I got back from Denmark yesterday, where I spoke as part of the Inspirationsseminar på Moesgård Museum.  My gracious host, Camilla Bjarnø, showed me around the Moesgård Museum and the Århus Modern Art Museum where there was an exhibit on digital art.  The best was being able to meet more archaeologists and curators who are excited about the possibilities of digital archaeology and who are pushing the boundaries in Second Life and pervasive gaming.  Photos and video from the talk were taken, but I’m not sure if they’ll be used internally or freely available.  My favorite part of my talk was perhaps the most externally incomprehensible–I spoke about the ties between DIY and Maker culture and digital archaeology on the cheap:
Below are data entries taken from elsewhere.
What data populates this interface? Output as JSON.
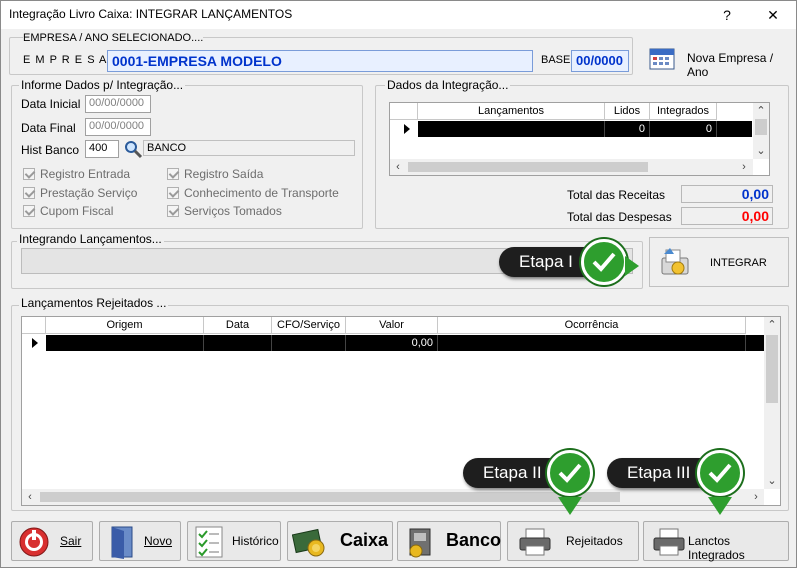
{
  "window": {
    "title": "Integração Livro Caixa: INTEGRAR LANÇAMENTOS",
    "help": "?",
    "close": "✕"
  },
  "empresa": {
    "header": "EMPRESA  /  ANO  SELECIONADO....",
    "label": "E M P R E S A",
    "value": "0001-EMPRESA MODELO",
    "base_label": "BASE",
    "base_value": "00/0000",
    "nova_button": "Nova Empresa / Ano"
  },
  "informe": {
    "group_label": "Informe Dados p/ Integração...",
    "data_inicial_label": "Data Inicial",
    "data_inicial": "00/00/0000",
    "data_final_label": "Data Final",
    "data_final": "00/00/0000",
    "hist_banco_label": "Hist Banco",
    "hist_banco": "400",
    "hist_banco_desc": "BANCO",
    "checks": [
      "Registro Entrada",
      "Registro Saída",
      "Prestação Serviço",
      "Conhecimento de Transporte",
      "Cupom Fiscal",
      "Serviços Tomados"
    ]
  },
  "dados": {
    "group_label": "Dados da Integração...",
    "columns": [
      "Lançamentos",
      "Lidos",
      "Integrados"
    ],
    "row": [
      "",
      "0",
      "0"
    ],
    "receitas_label": "Total das Receitas",
    "receitas_value": "0,00",
    "despesas_label": "Total das Despesas",
    "despesas_value": "0,00"
  },
  "integrando": {
    "group_label": "Integrando Lançamentos...",
    "integrar_button": "INTEGRAR"
  },
  "rejeitados": {
    "group_label": "Lançamentos Rejeitados ...",
    "columns": [
      "Origem",
      "Data",
      "CFO/Serviço",
      "Valor",
      "Ocorrência"
    ],
    "row": [
      "",
      "",
      "",
      "0,00",
      ""
    ]
  },
  "callouts": {
    "etapa1": "Etapa I",
    "etapa2": "Etapa II",
    "etapa3": "Etapa III"
  },
  "buttons": {
    "sair": "Sair",
    "novo": "Novo",
    "historico": "Histórico",
    "caixa": "Caixa",
    "banco": "Banco",
    "rejeitados": "Rejeitados",
    "lanctos": "Lanctos Integrados"
  },
  "colors": {
    "receitas": "#0033cc",
    "despesas": "#ff0000",
    "callout_bg": "#1e1e1e",
    "badge_green": "#2e9e2e"
  }
}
As Lev Manovich (2007) notes, remix culture has dominated the beginning of the 21st century, with the term brought out of hip hop culture and applied to visual projects, software, literary texts, and many other forms of media.  But Microsoft, Yahoo, Amazon, and other large IT companies reframed remix further and much of the hip hop culture and ethics context for this particular iteration of compounded style was lost or co-opted if marketable.
This, to a certain extent, has been tempered by a burgeoning “Maker” culture, characterized by DIY projects that create clothing, food and other items typically mass-manufactured and bought from large chain stores.  With a growing economic crisis and a sense of betrayal by major financial institutions, the DIY ethic has become increasingly attractive to a broader swath of people.  This impulse is also fed by the growing ubiquity and rapid decrease in price and relative increase of visibility of technology that aids making and sharing various forms of media.  Importantly, these new “Makers” are part of a community of like-minded individuals who support this culture by sharing instructions, showcasing outstanding works, and buying one another’s items, whether they be musical, wearable, or edible.
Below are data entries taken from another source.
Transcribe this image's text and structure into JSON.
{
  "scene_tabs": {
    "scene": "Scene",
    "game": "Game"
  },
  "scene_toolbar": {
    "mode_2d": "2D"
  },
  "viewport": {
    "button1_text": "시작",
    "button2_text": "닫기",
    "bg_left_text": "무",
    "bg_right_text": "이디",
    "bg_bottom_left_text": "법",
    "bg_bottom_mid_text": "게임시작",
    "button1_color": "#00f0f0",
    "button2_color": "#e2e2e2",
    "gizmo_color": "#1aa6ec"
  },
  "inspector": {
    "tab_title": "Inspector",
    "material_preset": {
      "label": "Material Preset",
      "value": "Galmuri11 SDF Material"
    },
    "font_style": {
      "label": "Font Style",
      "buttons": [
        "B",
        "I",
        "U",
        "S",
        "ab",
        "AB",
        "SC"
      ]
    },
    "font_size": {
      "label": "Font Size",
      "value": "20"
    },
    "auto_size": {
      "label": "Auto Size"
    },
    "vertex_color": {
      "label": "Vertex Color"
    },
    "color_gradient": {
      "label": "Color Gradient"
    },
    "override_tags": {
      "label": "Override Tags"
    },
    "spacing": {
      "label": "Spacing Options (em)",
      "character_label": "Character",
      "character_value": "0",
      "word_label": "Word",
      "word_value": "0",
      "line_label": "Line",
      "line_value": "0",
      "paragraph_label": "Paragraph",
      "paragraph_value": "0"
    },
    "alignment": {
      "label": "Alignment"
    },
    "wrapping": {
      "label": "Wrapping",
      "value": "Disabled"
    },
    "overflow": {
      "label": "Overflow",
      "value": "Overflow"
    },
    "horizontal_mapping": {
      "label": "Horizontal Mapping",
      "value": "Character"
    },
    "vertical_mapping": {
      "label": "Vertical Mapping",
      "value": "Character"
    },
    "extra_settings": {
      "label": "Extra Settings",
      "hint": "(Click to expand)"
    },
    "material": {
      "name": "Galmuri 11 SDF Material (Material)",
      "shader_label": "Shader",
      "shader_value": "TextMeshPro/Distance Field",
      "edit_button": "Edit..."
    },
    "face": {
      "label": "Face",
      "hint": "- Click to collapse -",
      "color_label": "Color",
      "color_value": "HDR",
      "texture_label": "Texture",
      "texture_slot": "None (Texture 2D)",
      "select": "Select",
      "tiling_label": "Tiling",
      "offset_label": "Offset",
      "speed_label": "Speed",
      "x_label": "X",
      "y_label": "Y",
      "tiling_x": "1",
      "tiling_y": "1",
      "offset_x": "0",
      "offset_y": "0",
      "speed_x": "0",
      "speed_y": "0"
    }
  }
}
Like remix, DIY also partially hales from an underground music culture—punk rock.  Re/Search publisher and long time cultural critic V. Vale identifies elements of the punk rock ethic as expressed in DIY culture as mutual aid, financial minimalism, anti-authoritarianism, and black humor.  He claims observing aspects of these traits at the San Francisco Maker Faire in 2008, wherein amateur builders and scientists exhibit their creations.  Alternately, many Makers find their inspiration in hacker culture, which celebrates freedom, curiosity, and subversion of a perceived dominant paradigm.
So what does archaeology have to do with all of this?  In this context, archaeologists have the potential to develop small scale, inexpensive outreach projects that have a relatively large impact and retain the vision and the voice of the archaeologist.  Too long have archaeologists relied on the popular media to transmit information about our past.  Meg Conkey and Ruth Tringham (1996) forward the concept of decentering authority in archaeology while in the classroom and position archaeology as crucial to contemporary cultural politics.  Further, they identify the popular media as serving the “very same controlling agents that have fostered patriarchal, essentialist, authoritative thinking” and assert that for this reason an “explicit engagement with the media is even more crucial to a feminist pedagogy” (233).
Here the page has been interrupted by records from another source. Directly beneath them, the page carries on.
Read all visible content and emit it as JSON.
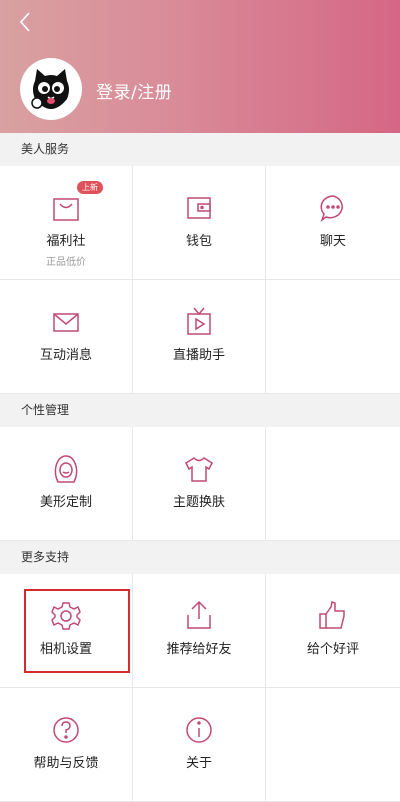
{
  "header": {
    "login_label": "登录/注册"
  },
  "sections": [
    {
      "title": "美人服务",
      "items": [
        {
          "label": "福利社",
          "sub": "正品低价",
          "badge": "上新",
          "icon": "bag-icon"
        },
        {
          "label": "钱包",
          "icon": "wallet-icon"
        },
        {
          "label": "聊天",
          "icon": "chat-bubble-icon"
        },
        {
          "label": "互动消息",
          "icon": "envelope-icon"
        },
        {
          "label": "直播助手",
          "icon": "tv-play-icon"
        }
      ]
    },
    {
      "title": "个性管理",
      "items": [
        {
          "label": "美形定制",
          "icon": "face-icon"
        },
        {
          "label": "主题换肤",
          "icon": "shirt-icon"
        }
      ]
    },
    {
      "title": "更多支持",
      "items": [
        {
          "label": "相机设置",
          "icon": "gear-icon"
        },
        {
          "label": "推荐给好友",
          "icon": "share-icon"
        },
        {
          "label": "给个好评",
          "icon": "thumbs-up-icon"
        },
        {
          "label": "帮助与反馈",
          "icon": "help-icon"
        },
        {
          "label": "关于",
          "icon": "info-icon"
        }
      ]
    }
  ],
  "colors": {
    "icon": "#c14a74",
    "header_start": "#d9a1a1",
    "header_end": "#d56785",
    "highlight": "#d42c2c"
  }
}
Randall McGuire (2008) seeks to remove the secrecy surrounding the production of “texts, cultural artifacts, and meanings that appear natural, given, and unalterable” (22). With the tools of new media, archaeologists can inexpensively create their own media products, and share them instantly on the internet.  In this way, archaeologists could circumvent the popular media to transparently present their own stories.  Better yet, these same technologies can provide a means to co-creatively construct the past with the active participation of stakeholders.  Rosemary Joyce and Ruth Tringham (2007) raise the legitimate concern of unequal access to digital resources, but argue that technological access quickly reaches beyond the first adopters to benefit women and disempowered groups (330-331).  I believe that the context of DIY and Maker culture provides an exciting environment for education and “serious play” and that it is vital for archaeologists to take advantage of this.

I’ll see what I can do about uploading my slides a bit later.